● Task statement: Each line of the listing where "Your" appears should be reported.

● Records supplied:
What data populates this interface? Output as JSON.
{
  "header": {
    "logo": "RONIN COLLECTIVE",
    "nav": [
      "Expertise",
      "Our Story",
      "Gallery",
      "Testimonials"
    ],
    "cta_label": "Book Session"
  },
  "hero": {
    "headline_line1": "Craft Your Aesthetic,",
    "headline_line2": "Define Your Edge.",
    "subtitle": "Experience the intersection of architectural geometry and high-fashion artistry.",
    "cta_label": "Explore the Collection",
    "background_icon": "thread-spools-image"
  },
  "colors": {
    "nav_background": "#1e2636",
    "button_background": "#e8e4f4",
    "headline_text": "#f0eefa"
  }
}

● Response box:
    "headline_line1": "Craft Your Aesthetic,",
    "headline_line2": "Define Your Edge.",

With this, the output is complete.